### EXERCISE OBJECTIVE
Write the records out again exactly as they read, dropping any picture they hold.
[[ DATA FOR THIS TASK, beginning ]]
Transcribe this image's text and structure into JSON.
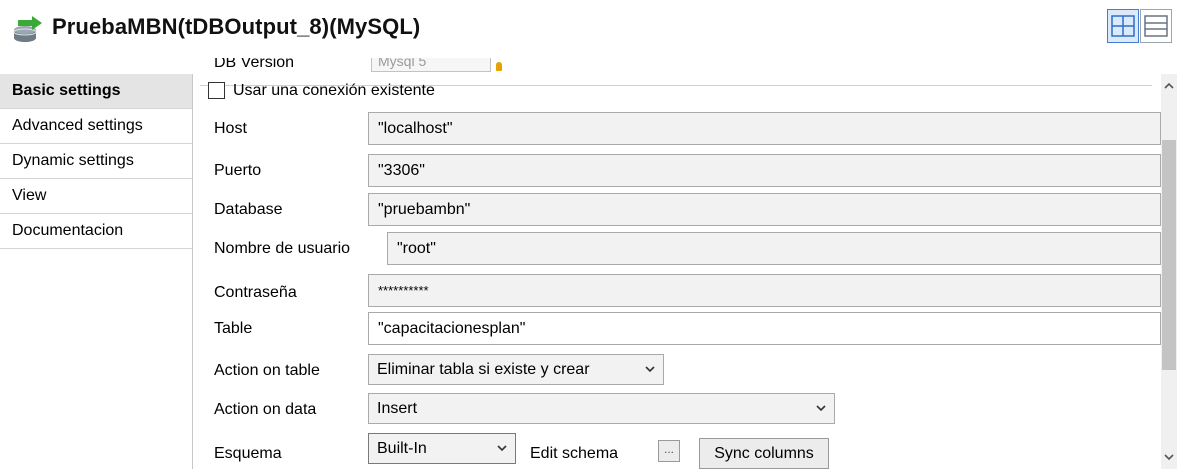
{
  "window": {
    "title": "PruebaMBN(tDBOutput_8)(MySQL)"
  },
  "sidebar": {
    "items": [
      {
        "label": "Basic settings",
        "active": true
      },
      {
        "label": "Advanced settings",
        "active": false
      },
      {
        "label": "Dynamic settings",
        "active": false
      },
      {
        "label": "View",
        "active": false
      },
      {
        "label": "Documentacion",
        "active": false
      }
    ]
  },
  "form": {
    "db_version": {
      "label": "DB Version",
      "value": "Mysql 5"
    },
    "use_existing_connection": {
      "label": "Usar una conexión existente",
      "checked": false
    },
    "host": {
      "label": "Host",
      "value": "\"localhost\""
    },
    "port": {
      "label": "Puerto",
      "value": "\"3306\""
    },
    "database": {
      "label": "Database",
      "value": "\"pruebambn\""
    },
    "username": {
      "label": "Nombre de usuario",
      "value": "\"root\""
    },
    "password": {
      "label": "Contraseña",
      "value": "**********"
    },
    "table": {
      "label": "Table",
      "value": "\"capacitacionesplan\""
    },
    "action_on_table": {
      "label": "Action on table",
      "value": "Eliminar tabla si existe y crear"
    },
    "action_on_data": {
      "label": "Action on data",
      "value": "Insert"
    },
    "schema": {
      "label": "Esquema",
      "value": "Built-In",
      "edit_label": "Edit schema",
      "ellipsis": "...",
      "sync_label": "Sync columns"
    }
  },
  "icons": {
    "dropdown": "chevron-down-icon",
    "title": "db-output-icon",
    "colors": {
      "accent": "#3e7fd1",
      "icon_green": "#3aa935",
      "icon_gray": "#6d7b86"
    }
  }
}
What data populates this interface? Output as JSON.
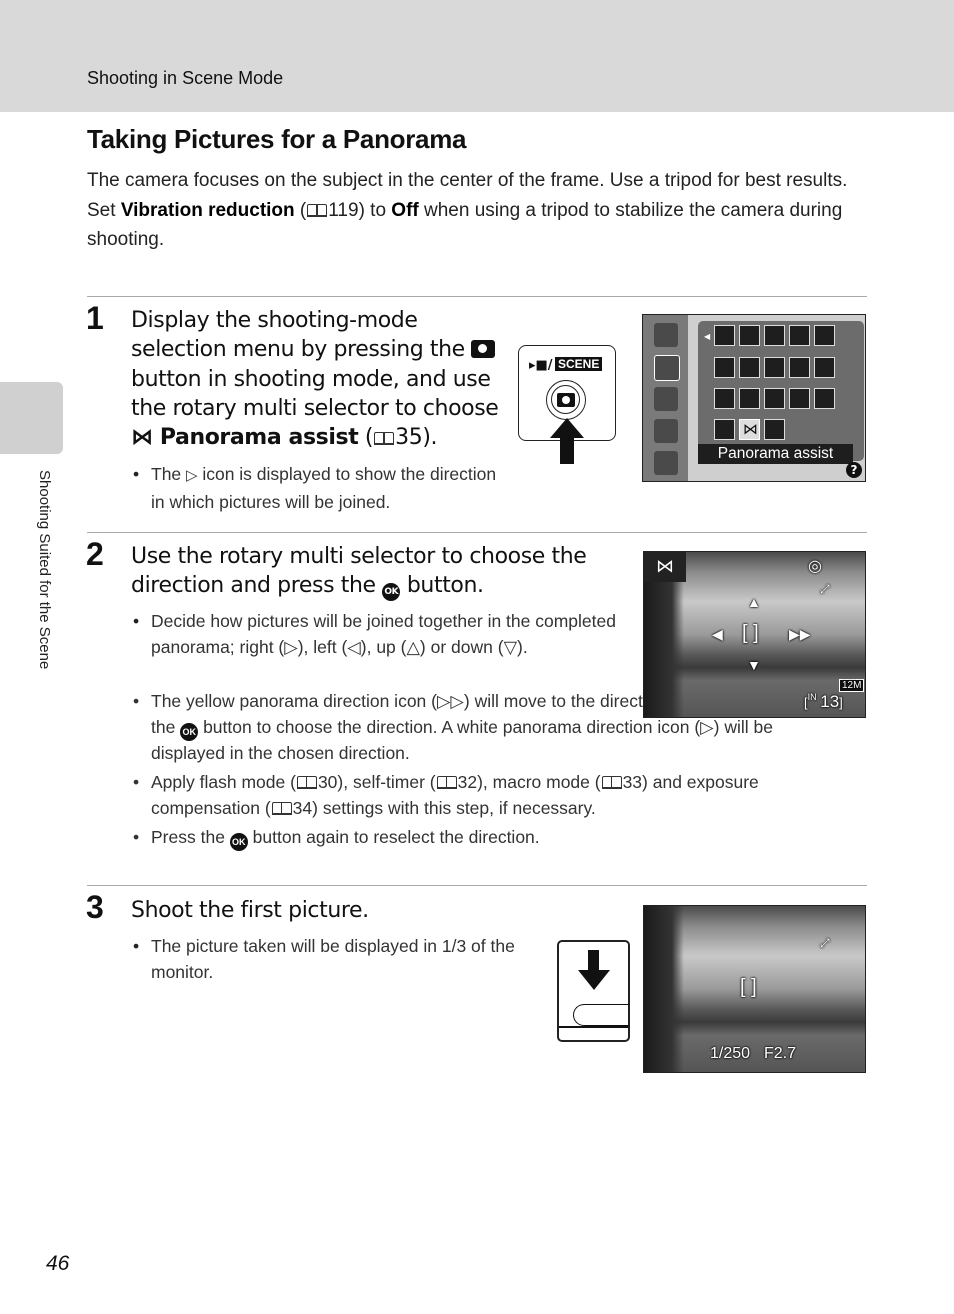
{
  "header": {
    "title": "Shooting in Scene Mode"
  },
  "side_tab": {
    "label": "Shooting Suited for the Scene"
  },
  "page": {
    "title": "Taking Pictures for a Panorama",
    "intro_line1": "The camera focuses on the subject in the center of the frame. Use a tripod for best results.",
    "intro_set": "Set ",
    "intro_vr": "Vibration reduction",
    "intro_vr_ref": "119",
    "intro_to": ") to ",
    "intro_off": "Off",
    "intro_rest": " when using a tripod to stabilize the camera during shooting.",
    "page_number": "46"
  },
  "steps": [
    {
      "number": "1",
      "title_part1": "Display the shooting-mode selection menu by pressing the ",
      "title_part2": " button in shooting mode, and use the rotary multi selector to choose ",
      "title_bold": "Panorama assist",
      "title_ref": "35",
      "bullets": [
        {
          "pre": "The ",
          "post": " icon is displayed to show the direction in which pictures will be joined."
        }
      ],
      "button_figure": {
        "label_mode": "SCENE",
        "icons": [
          "movie-icon",
          "camera-icon",
          "arrow-up-icon"
        ]
      },
      "screen": {
        "selected_item_label": "Panorama assist",
        "help_glyph": "?",
        "left_icons": [
          "camera-mode-icon",
          "scene-mode-icon",
          "smart-portrait-icon",
          "subject-tracking-icon",
          "movie-mode-icon"
        ],
        "grid_rows": [
          [
            "scene-auto-selector",
            "portrait",
            "landscape",
            "sports",
            "night-portrait"
          ],
          [
            "party-indoor",
            "beach",
            "snow",
            "sunset",
            "dusk-dawn"
          ],
          [
            "night-landscape",
            "food",
            "museum",
            "fireworks",
            "copy"
          ],
          [
            "backlighting",
            "panorama-assist",
            "voice-recording"
          ]
        ]
      }
    },
    {
      "number": "2",
      "title_part1": "Use the rotary multi selector to choose the direction and press the ",
      "title_part2": " button.",
      "ok_label": "OK",
      "bullets": [
        {
          "text": "Decide how pictures will be joined together in the completed panorama; right (▷), left (◁), up (△) or down (▽)."
        },
        {
          "text1": "The yellow panorama direction icon (▷▷) will move to the direction pressed and press the ",
          "text2": " button to choose the direction. A white panorama direction icon (▷) will be displayed in the chosen direction."
        },
        {
          "a": "Apply flash mode (",
          "r1": "30",
          "b": "), self-timer (",
          "r2": "32",
          "c": "), macro mode (",
          "r3": "33",
          "d": ") and exposure compensation (",
          "r4": "34",
          "e": ") settings with this step, if necessary."
        },
        {
          "text1": "Press the ",
          "text2": " button again to reselect the direction."
        }
      ],
      "screen": {
        "mode_icon": "panorama-assist-icon",
        "image_size": "12M",
        "memory": "IN",
        "exposures_remaining": "13"
      }
    },
    {
      "number": "3",
      "title": "Shoot the first picture.",
      "bullets": [
        {
          "text": "The picture taken will be displayed in 1/3 of the monitor."
        }
      ],
      "screen": {
        "shutter_speed": "1/250",
        "aperture": "F2.7"
      }
    }
  ]
}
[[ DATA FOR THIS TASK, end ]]
### COMPLETED EXERCISE
Transcribe this image's text and structure into JSON.
{
  "window": {
    "title": "PruebaMBN(tDBOutput_8)(MySQL)"
  },
  "sidebar": {
    "items": [
      {
        "label": "Basic settings",
        "active": true
      },
      {
        "label": "Advanced settings",
        "active": false
      },
      {
        "label": "Dynamic settings",
        "active": false
      },
      {
        "label": "View",
        "active": false
      },
      {
        "label": "Documentacion",
        "active": false
      }
    ]
  },
  "form": {
    "db_version": {
      "label": "DB Version",
      "value": "Mysql 5"
    },
    "use_existing_connection": {
      "label": "Usar una conexión existente",
      "checked": false
    },
    "host": {
      "label": "Host",
      "value": "\"localhost\""
    },
    "port": {
      "label": "Puerto",
      "value": "\"3306\""
    },
    "database": {
      "label": "Database",
      "value": "\"pruebambn\""
    },
    "username": {
      "label": "Nombre de usuario",
      "value": "\"root\""
    },
    "password": {
      "label": "Contraseña",
      "value": "**********"
    },
    "table": {
      "label": "Table",
      "value": "\"capacitacionesplan\""
    },
    "action_on_table": {
      "label": "Action on table",
      "value": "Eliminar tabla si existe y crear"
    },
    "action_on_data": {
      "label": "Action on data",
      "value": "Insert"
    },
    "schema": {
      "label": "Esquema",
      "value": "Built-In",
      "edit_label": "Edit schema",
      "ellipsis": "...",
      "sync_label": "Sync columns"
    }
  },
  "icons": {
    "dropdown": "chevron-down-icon",
    "title": "db-output-icon",
    "colors": {
      "accent": "#3e7fd1",
      "icon_green": "#3aa935",
      "icon_gray": "#6d7b86"
    }
  }
}
What data populates this interface? Output as JSON.
{
  "header": {
    "title": "Shooting in Scene Mode"
  },
  "side_tab": {
    "label": "Shooting Suited for the Scene"
  },
  "page": {
    "title": "Taking Pictures for a Panorama",
    "intro_line1": "The camera focuses on the subject in the center of the frame. Use a tripod for best results.",
    "intro_set": "Set ",
    "intro_vr": "Vibration reduction",
    "intro_vr_ref": "119",
    "intro_to": ") to ",
    "intro_off": "Off",
    "intro_rest": " when using a tripod to stabilize the camera during shooting.",
    "page_number": "46"
  },
  "steps": [
    {
      "number": "1",
      "title_part1": "Display the shooting-mode selection menu by pressing the ",
      "title_part2": " button in shooting mode, and use the rotary multi selector to choose ",
      "title_bold": "Panorama assist",
      "title_ref": "35",
      "bullets": [
        {
          "pre": "The ",
          "post": " icon is displayed to show the direction in which pictures will be joined."
        }
      ],
      "button_figure": {
        "label_mode": "SCENE",
        "icons": [
          "movie-icon",
          "camera-icon",
          "arrow-up-icon"
        ]
      },
      "screen": {
        "selected_item_label": "Panorama assist",
        "help_glyph": "?",
        "left_icons": [
          "camera-mode-icon",
          "scene-mode-icon",
          "smart-portrait-icon",
          "subject-tracking-icon",
          "movie-mode-icon"
        ],
        "grid_rows": [
          [
            "scene-auto-selector",
            "portrait",
            "landscape",
            "sports",
            "night-portrait"
          ],
          [
            "party-indoor",
            "beach",
            "snow",
            "sunset",
            "dusk-dawn"
          ],
          [
            "night-landscape",
            "food",
            "museum",
            "fireworks",
            "copy"
          ],
          [
            "backlighting",
            "panorama-assist",
            "voice-recording"
          ]
        ]
      }
    },
    {
      "number": "2",
      "title_part1": "Use the rotary multi selector to choose the direction and press the ",
      "title_part2": " button.",
      "ok_label": "OK",
      "bullets": [
        {
          "text": "Decide how pictures will be joined together in the completed panorama; right (▷), left (◁), up (△) or down (▽)."
        },
        {
          "text1": "The yellow panorama direction icon (▷▷) will move to the direction pressed and press the ",
          "text2": " button to choose the direction. A white panorama direction icon (▷) will be displayed in the chosen direction."
        },
        {
          "a": "Apply flash mode (",
          "r1": "30",
          "b": "), self-timer (",
          "r2": "32",
          "c": "), macro mode (",
          "r3": "33",
          "d": ") and exposure compensation (",
          "r4": "34",
          "e": ") settings with this step, if necessary."
        },
        {
          "text1": "Press the ",
          "text2": " button again to reselect the direction."
        }
      ],
      "screen": {
        "mode_icon": "panorama-assist-icon",
        "image_size": "12M",
        "memory": "IN",
        "exposures_remaining": "13"
      }
    },
    {
      "number": "3",
      "title": "Shoot the first picture.",
      "bullets": [
        {
          "text": "The picture taken will be displayed in 1/3 of the monitor."
        }
      ],
      "screen": {
        "shutter_speed": "1/250",
        "aperture": "F2.7"
      }
    }
  ]
}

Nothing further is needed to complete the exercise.